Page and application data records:
------------------------------

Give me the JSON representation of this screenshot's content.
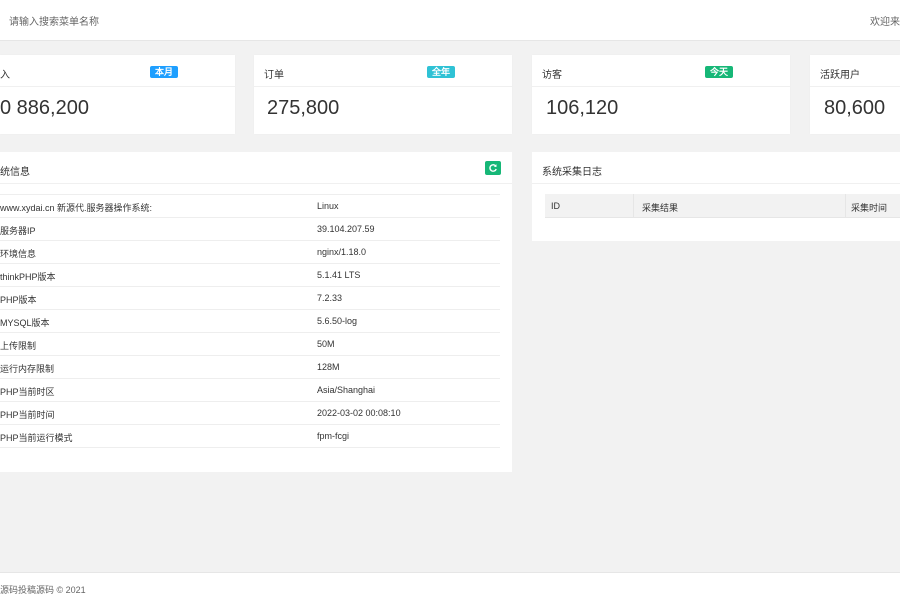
{
  "header": {
    "search_placeholder": "请输入搜索菜单名称",
    "welcome_text": "欢迎来到"
  },
  "stats": [
    {
      "title": "入",
      "badge": "本月",
      "badge_color": "#1e9fff",
      "value": "0 886,200"
    },
    {
      "title": "订单",
      "badge": "全年",
      "badge_color": "#2fc2d5",
      "value": "275,800"
    },
    {
      "title": "访客",
      "badge": "今天",
      "badge_color": "#16b777",
      "value": "106,120"
    },
    {
      "title": "活跃用户",
      "badge": "",
      "badge_color": "",
      "value": "80,600"
    }
  ],
  "system_info": {
    "title": "统信息",
    "refresh_icon": "refresh-icon",
    "rows": [
      {
        "key": "www.xydai.cn 新源代.服务器操作系统:",
        "value": "Linux"
      },
      {
        "key": "服务器IP",
        "value": "39.104.207.59"
      },
      {
        "key": "环境信息",
        "value": "nginx/1.18.0"
      },
      {
        "key": "thinkPHP版本",
        "value": "5.1.41 LTS"
      },
      {
        "key": "PHP版本",
        "value": "7.2.33"
      },
      {
        "key": "MYSQL版本",
        "value": "5.6.50-log"
      },
      {
        "key": "上传限制",
        "value": "50M"
      },
      {
        "key": "运行内存限制",
        "value": "128M"
      },
      {
        "key": "PHP当前时区",
        "value": "Asia/Shanghai"
      },
      {
        "key": "PHP当前时间",
        "value": "2022-03-02 00:08:10"
      },
      {
        "key": "PHP当前运行模式",
        "value": "fpm-fcgi"
      }
    ]
  },
  "collect_log": {
    "title": "系统采集日志",
    "columns": [
      "ID",
      "采集结果",
      "采集时间"
    ]
  },
  "footer": {
    "copyright": "源码投稿源码 © 2021"
  },
  "colors": {
    "badge_month": "#1e9fff",
    "badge_year": "#2fc2d5",
    "badge_today": "#16b777",
    "refresh": "#16b777"
  }
}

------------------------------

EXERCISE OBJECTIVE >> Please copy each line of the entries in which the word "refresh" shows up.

OUTPUT BELOW >>
    "refresh_icon": "refresh-icon",
    "refresh": "#16b777"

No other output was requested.